The day I knew it was time to move. It was in Roswell, New Mexico. I sat on the park bench as the sun went down. A couple hundred miles away in Lubbock, Texas was my home. I had lived in Lubbock for almost a year.
A year of hot and cold. There were few good moments in my year in Lubbock. But I remember Roswell. Something in me told me it was time to move. I didn’t want to return to Lubbock.
As soon as I got back to town I called my landlord. It felt optimistic. And I remember feeling like my life would be better. I would move. I would get a better job. I would write. Make money. Be happy.
I remember packing up a trailer. And the pain in the ass it was to back up. Almost a two weeks before it was time to go I packed my things. I remember wanting to leave. The heat and the cold. And my crazy roommate.
Do you want to have sex with me? She came in one night and asked me. I did not. And she didn’t seem to want to just accept my answer. Why not she asked.
But as I pulled out of town it was all in the dust. Me, my blue car, my kitty and all my things in a trailer. The drive ahead of me. I remember feeling excited for something new. Something different. Even though I was going back to a place I had been before.
It is a small town in Colorado I remember the most. Salida is an art town in the mountains. And it was an art night when I drove through. A beautiful little town. It made me want to stay. But I recalled the cold winters and snow of Colorado. Besides where I was going would be home. I remember thinking it would be home.

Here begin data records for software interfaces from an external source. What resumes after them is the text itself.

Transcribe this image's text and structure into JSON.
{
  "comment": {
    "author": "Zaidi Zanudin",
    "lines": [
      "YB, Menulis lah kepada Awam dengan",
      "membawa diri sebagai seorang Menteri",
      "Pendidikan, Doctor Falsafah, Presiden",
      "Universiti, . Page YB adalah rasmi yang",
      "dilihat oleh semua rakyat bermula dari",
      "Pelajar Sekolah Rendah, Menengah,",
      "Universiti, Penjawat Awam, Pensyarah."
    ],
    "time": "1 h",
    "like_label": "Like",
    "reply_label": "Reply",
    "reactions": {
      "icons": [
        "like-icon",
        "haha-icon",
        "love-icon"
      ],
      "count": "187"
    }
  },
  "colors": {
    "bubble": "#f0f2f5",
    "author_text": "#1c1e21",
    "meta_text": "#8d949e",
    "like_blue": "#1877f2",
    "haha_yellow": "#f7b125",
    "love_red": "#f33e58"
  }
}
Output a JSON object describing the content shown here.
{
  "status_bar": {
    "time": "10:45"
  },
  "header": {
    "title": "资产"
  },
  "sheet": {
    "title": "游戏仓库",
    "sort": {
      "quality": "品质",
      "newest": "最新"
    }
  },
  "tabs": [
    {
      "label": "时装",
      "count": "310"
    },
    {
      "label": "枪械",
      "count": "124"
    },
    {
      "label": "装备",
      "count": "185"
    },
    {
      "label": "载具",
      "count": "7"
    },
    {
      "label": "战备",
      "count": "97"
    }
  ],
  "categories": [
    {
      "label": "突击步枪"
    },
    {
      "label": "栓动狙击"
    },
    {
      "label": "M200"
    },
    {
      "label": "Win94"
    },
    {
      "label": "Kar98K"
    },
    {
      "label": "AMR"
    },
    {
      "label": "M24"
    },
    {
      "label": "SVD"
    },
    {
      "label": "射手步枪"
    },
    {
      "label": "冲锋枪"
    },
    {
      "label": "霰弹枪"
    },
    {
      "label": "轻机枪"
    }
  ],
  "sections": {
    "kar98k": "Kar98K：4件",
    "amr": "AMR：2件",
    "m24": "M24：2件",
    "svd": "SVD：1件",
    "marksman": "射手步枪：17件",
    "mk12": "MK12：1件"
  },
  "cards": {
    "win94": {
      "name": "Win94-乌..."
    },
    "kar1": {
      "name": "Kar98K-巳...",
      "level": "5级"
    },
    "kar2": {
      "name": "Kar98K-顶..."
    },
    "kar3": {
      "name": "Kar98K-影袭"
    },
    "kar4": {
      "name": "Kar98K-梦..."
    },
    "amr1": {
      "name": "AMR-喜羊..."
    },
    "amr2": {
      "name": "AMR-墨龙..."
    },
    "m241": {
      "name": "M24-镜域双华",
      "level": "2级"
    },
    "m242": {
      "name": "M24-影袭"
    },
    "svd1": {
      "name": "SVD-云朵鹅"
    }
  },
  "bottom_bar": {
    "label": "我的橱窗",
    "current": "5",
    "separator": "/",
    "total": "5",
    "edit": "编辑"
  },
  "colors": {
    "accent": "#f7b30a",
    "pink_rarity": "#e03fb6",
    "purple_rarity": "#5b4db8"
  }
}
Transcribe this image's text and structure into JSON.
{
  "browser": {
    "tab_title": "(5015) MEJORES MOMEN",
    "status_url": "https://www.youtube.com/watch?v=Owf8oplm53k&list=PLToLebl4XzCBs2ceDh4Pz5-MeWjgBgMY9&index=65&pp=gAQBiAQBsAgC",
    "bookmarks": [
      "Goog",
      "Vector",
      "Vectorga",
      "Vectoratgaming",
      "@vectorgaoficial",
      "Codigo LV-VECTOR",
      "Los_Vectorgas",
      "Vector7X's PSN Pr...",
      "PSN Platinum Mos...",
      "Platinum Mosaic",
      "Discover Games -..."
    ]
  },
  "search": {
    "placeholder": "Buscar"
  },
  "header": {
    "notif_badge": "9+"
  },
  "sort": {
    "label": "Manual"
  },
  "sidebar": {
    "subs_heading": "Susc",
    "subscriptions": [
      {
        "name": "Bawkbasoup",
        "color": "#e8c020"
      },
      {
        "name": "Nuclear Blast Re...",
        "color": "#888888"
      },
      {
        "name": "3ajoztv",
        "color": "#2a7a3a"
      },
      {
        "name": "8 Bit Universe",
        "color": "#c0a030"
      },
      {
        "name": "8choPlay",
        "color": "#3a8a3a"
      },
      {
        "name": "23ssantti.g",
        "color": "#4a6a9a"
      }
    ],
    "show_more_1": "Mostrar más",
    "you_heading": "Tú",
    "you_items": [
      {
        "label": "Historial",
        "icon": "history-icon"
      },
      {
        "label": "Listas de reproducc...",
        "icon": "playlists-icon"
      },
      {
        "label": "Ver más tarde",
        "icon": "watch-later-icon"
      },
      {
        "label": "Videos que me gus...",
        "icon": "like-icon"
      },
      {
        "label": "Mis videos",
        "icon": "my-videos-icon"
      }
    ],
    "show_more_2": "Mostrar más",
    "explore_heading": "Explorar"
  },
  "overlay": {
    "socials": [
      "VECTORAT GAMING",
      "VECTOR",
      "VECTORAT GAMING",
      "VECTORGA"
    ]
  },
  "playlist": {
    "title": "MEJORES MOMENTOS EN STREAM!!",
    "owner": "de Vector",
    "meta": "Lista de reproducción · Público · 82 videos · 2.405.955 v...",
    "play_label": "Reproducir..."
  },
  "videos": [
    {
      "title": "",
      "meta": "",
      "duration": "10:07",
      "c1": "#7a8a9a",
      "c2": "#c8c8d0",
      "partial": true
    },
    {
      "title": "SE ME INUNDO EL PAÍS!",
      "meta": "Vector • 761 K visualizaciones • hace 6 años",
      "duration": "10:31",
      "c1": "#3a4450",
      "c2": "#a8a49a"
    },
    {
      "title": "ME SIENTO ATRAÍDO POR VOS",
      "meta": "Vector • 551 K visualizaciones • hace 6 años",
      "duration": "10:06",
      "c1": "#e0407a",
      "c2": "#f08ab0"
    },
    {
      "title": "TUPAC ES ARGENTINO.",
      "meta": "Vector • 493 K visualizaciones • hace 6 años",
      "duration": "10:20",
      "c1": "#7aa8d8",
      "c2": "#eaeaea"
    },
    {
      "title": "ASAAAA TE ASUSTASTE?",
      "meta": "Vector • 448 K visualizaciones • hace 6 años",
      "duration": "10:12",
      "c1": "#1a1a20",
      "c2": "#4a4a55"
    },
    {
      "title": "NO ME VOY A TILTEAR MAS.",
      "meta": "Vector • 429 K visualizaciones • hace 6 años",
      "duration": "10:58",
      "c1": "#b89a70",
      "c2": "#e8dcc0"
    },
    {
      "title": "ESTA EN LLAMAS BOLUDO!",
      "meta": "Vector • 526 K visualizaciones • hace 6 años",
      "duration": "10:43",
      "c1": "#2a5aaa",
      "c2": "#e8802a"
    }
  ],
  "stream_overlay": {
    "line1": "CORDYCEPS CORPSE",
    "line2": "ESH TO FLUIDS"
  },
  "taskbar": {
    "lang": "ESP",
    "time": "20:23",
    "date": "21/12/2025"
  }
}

After stopping to visit a friend. And taking time to discover another mountain town I remember driving into Wyoming. The next stop on my agenda was Yellowstone. One of the scenic wonders I had yet to visit.
I remember Yellowstone. It was a special place. And the Grand Tetons. Someone once told me tetons comes from a word which means breasts. The French named them.
After a couple hours in Yellowstone I was ready to continue. I remember wanting to stop in Bozeman and Missoula Montana. For the whole trip I slept in my car. I remember waking up to the beauty of nature outside my window. It wasn’t hot and it wasn’t cold. The road is so free. In my heart I sometime wonder if the road it my only home.
Bozeman is where I did laundry. And I shopped at a small co-op in Missoula. How did you find us, the clerk asked me. Google Maps. Small towns like Missoula and Bozeman make me miss the days I remember in a small town growing up. I feel so alone in the city. But I have lived in small towns recently and I remember feeling alone in them too.
All I remember of the last couple years is feeling alone. Through the hot and cold.
I remember driving through Idaho. There was a dead deer in the road. I had to drive so it would pass under my car. But it hit my exhaust and broke it. The next morning in a Walmart parking lot I discovered the damage.
Sometimes the universe looks kindly on me. This was one of those moments. In the parking lot was someone who knew how to weld. All he needed was some equipment. They called around and found a shop. We drove over to the shop and he was able to fix my exhaust. I paid him, but the shop owner took no money from me or my handyman savior. The whole ordeal cost me less than $100.
I remember getting back on the road. I knew it wasn’t far. My plan was to drive along the north side of the Columbia. Interstate 84 runs along the southside, it is faster. But I wanted to see the river. To be able to stop and take pictures. I remember some bikers I met along the way.
They were hitch-hiking and I stopped to offer what help I could. They wanted a ride, with their bikes. They said the wind was too much for them to ride through. Not having the space I had t refuse. But I suggested riding at night would be easier.
You see I told them, the land heats the air and it rises. Then air from the ocean, which is cooler, comes rushing to fill the vacuum. But at night, the air above the land will be cooler.
The sun was beating down. The river was full of wind boarders. I remember driving along the curves of the road. My camera battery was dead so I didn’t stop much. And every mile I got closer to Vancouver I remember feeling excited about the life to come.
In Vancouver I would reconnect with old friends. I would make new friends. I would get a good job. I would make money. I would be happy. I remember being so hopeful. So eager for it all to begin.
I remember sending text messages to a friend. I am on my way. I remember thinking I would see her soon. It would be the next day, or maybe the same day. After all the miles. She didn’t live so much further for me to go see her.
I remember driving through Washougal for the first time. Turning onto Interstate 205, and then Route 500. And I must have done something wrong because I ended up at the mall.
When I got to my new home, my friend opened the door with a smile. She has the same stunning beauty of the actress from Portlandia. “Put a bird on it,” I told her.
At last I was here. I remember feeling relived. Almost feeling happy. Her children and some neighbor kids helped me unload and move my things into the room. And then I settled into life in Vancouver.
(Post Script: This was written as part of an exercise from a new writing book I bought: Room to Write, Ronni Goldberg. I will post more as I work through the book. The exercise was to write something based on memory. I know I have already been posting a lot of memory stuff. I wanted this to be different, so I choose something recent.)